A recent poll in November 2022 found that a majority of Canadians support access to abortion and want the government to ensure access to these services, but they also support the idea of a law to guarantee and improve access to abortion. But advocates say a law could have the opposite effect, and become a slippery slope toward creating the type of situation occurring in the US. Opening the door to legislation, regardless of how progressive it is, means opening the door to potential restrictions too.
Legally, Canada has one of the strongest systems to protect the right to abortion. Abortion is considered and regulated as an insured health service, which means it falls under the funding mechanism of the Canada Health Act, the law that sets out the nationwide principles of the Canadian healthcare system. Although provinces and territories oversee how their healthcare system is managed, they must operate within the guidelines of the act to receive federal funding. While important accessibility challenges remain, access to abortion is well-protected legally in Canada.
In countries where abortion access is defined through legislation, there are often limitations to services. These can include limiting how long into a pregnancy abortion can occur; who is allowed to determine whether the service is needed (e.g. requiring consent from husbands, parental authority, approval by doctors or courts); and on what grounds services are available. These restrictions can cause delays or make it impossible to get an abortion. They also overlook the fundamental purpose of the provision of abortion services: health care and the right to sexual and reproductive autonomy. Legislating abortion risks turning a medical procedure into a political one.
Some 64 Canadian women’s rights and health organizations and dozens of academic and legal experts across Canada publicly endorsed the position in 2022 that no new abortion law is needed in Canada. The statement was drafted by Action Canada for Sexual Health & Rights in partnership with the National Association of Women and the Law. They argue that Canada’s approach is unique and based in human rights, by viewing and protecting abortion services as vital healthcare, regulated by medical evidence and human rights principles, not politicians.
Instead, they say, Canada needs to focus on improving access. Politicians can still play a role by ensuring abortion is equally accessible to all people in Canada, which is not currently the case. One challenge is that providers don’t exist in every community, meaning that travel, wait times and the cost of getting to appointments can make service out of reach. Add to this the increasing amount of misinformation online about abortion, which creates increased stigma and confusion for people who are attempting to access services and adds further possible delays to a timely service.

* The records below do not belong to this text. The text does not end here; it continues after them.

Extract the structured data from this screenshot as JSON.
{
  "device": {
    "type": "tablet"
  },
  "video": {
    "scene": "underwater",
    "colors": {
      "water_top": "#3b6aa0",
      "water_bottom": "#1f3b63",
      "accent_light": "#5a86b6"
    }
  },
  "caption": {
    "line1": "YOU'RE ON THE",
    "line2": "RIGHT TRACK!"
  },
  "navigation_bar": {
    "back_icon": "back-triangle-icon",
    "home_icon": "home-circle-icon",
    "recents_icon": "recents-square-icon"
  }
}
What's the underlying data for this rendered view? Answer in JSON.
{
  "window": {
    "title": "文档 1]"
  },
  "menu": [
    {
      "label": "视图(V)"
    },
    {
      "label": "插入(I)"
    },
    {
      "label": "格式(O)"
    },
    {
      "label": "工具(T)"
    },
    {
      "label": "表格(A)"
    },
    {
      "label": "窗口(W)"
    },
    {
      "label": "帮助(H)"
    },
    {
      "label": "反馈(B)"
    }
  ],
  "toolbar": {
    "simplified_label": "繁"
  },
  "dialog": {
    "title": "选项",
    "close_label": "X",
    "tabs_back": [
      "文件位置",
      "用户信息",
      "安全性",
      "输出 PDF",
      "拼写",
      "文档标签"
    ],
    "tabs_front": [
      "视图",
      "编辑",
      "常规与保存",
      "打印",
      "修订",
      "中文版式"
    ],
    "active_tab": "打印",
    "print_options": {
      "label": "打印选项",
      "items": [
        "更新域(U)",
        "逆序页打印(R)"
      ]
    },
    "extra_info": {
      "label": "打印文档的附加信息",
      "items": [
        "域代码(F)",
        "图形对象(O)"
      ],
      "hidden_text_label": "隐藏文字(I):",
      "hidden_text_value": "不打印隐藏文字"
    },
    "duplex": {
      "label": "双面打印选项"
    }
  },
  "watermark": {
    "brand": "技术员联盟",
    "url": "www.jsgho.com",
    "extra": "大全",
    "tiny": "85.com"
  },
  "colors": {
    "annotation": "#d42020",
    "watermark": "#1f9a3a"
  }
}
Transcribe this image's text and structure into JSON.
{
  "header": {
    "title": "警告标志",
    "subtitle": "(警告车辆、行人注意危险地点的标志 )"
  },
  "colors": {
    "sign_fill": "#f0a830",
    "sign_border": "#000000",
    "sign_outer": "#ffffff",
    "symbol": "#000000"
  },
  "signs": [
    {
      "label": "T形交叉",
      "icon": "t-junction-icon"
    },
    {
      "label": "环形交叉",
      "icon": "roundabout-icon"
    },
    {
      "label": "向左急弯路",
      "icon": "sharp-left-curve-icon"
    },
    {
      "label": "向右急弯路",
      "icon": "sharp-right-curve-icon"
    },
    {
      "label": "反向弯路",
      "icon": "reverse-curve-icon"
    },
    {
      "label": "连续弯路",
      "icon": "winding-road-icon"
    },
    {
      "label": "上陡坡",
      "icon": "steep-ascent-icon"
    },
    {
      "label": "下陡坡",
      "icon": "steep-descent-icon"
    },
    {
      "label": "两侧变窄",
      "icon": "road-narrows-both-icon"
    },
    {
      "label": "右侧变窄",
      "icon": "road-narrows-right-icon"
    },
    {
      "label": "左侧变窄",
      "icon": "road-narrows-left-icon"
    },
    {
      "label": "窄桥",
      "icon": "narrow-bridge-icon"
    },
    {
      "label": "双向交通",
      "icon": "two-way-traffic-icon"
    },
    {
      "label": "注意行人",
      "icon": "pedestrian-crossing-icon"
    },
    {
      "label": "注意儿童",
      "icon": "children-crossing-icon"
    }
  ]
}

In addition, they say, the Sexual and Reproductive Health Fund, which will expire in 2024 and supports costs associated with improved access, should be made permanent by the federal government. They should also deliver on their election promise for Health Canada to create and market an online portal to battle disinformation on sexual health. Canada has done extremely well in protecting the legal right to abortion. What is needed is more action to increase access to this healthcare, not a new law.
SOURCES: Feminist Organizations Support No New Abortion Law in Canada, by Action Canada for Sexual Health & Rights in partnership with the National Association of Women and the Law, 10 August 2022 ; Toronto Star, by Kelly Bowden, Tiffany Butler, 2 January 2023